Dolphins raced through the waves created by our massive ship, flying fish, tiny and almost impossible to see, flew out across the ocean, and sea gulls called in our wake, but you look for the shadows under the waves. Imaginations can run wild when you know an unexplored world lives below what you can see. This is what is captivating about the open ocean. Beauty and fear.
While we were on the cruise, there was a super moon. It shone out across the water pulling along a bright golden tail and lighting up the ship. It looked like a cheesy ocean post card and I kept waiting for a dolphin to leap through the moonbeams. We watched the moon until our eyes were heavy with sleep and bed called in an inescapable lullaby.
The sun rose over blue oceans turning clouds pink and lavender. What a glorious way to wake up. Sleeping on a ship was some of the best sleep I’ve ever had. The gentle rocking, the sense of nothing, the going on forever lulls you down into the depths of unconscious dreaming.
Formal night delighted me with finery and laughter. Movies from the twenties came to mind and I half expected Hercule Poirot come around a corner with his perfect mustache.
In a picture, you see the open ocean, you see the blue water with hints of purple and bits of green, but you don’t really see the open ocean. You don’t see how your eye instinctively looks to the horizon, that far distant line of blue meeting blue. You don’t see how the ocean is the perfect shade of denim with just enough dark wash and just enough light. At the corner of your eye dances the sparkle of the sunshine slipping across the top of little waves. Above, the sky is a very clear blue with a strong white under tone too strong to be a baby blue. It is a true and real sky blue broken by a wisp or poof of cloud here and there.
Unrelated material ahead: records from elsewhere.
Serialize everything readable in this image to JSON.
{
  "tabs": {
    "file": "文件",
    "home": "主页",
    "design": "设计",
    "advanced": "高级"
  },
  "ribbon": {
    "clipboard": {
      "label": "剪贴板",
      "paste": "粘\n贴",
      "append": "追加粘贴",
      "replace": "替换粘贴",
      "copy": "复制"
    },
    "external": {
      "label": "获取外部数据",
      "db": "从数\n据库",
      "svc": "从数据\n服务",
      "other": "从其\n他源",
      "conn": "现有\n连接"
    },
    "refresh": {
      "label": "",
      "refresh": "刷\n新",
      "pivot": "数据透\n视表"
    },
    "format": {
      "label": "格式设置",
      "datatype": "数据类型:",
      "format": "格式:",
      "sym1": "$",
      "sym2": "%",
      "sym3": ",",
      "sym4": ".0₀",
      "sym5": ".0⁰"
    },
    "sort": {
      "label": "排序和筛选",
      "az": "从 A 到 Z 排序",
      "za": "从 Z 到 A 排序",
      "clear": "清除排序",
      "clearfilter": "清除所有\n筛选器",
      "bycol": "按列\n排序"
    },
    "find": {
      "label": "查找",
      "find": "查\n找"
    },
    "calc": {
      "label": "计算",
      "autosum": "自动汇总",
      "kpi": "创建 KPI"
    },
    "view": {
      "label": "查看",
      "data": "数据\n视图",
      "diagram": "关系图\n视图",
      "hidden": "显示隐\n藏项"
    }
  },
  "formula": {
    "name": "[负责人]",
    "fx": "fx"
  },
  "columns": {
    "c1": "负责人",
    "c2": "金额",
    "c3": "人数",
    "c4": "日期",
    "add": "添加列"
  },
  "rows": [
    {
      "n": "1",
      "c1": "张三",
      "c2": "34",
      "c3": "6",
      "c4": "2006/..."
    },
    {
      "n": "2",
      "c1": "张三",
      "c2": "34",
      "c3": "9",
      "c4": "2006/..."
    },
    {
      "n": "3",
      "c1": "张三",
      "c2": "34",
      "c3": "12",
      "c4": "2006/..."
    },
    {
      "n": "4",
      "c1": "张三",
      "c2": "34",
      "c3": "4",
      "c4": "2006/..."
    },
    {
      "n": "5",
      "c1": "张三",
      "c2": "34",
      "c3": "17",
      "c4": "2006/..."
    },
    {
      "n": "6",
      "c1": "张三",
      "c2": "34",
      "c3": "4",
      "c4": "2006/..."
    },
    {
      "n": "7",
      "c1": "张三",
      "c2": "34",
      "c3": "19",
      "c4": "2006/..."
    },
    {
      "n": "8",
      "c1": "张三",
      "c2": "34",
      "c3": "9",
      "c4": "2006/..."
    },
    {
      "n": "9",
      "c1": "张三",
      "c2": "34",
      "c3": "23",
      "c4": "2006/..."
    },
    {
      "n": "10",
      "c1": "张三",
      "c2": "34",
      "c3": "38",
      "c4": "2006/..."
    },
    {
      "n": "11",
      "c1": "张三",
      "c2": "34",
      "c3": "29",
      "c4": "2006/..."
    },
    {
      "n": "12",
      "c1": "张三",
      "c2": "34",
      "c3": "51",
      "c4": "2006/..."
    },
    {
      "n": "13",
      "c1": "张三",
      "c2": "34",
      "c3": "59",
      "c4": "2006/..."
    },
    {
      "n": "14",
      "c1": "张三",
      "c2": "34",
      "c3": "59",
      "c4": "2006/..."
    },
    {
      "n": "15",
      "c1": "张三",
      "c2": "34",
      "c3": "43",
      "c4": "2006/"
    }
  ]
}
The voices of the other guest sound out, excited children call out to each other, breaking through the soft, muffled woosh of the ship cutting through the water. A gentle sway reminds you you’re not on solid ground and the smell of coffee delivered to your door reminds you you’re on vacation.
I could dedicate a whole other article to the storms we sailed through. They were spectacular. After one we almost missed due to dinner, we saw the most beautiful sunset I’ve ever seen. The rain trailed from blue clouds like beards off an old man’s face. The sun turned the sea and sky pink, orange, orange, and pink. A double rainbow arched across the blue expanse.
The sea is a dangerous thing and someday I’ll return to her again.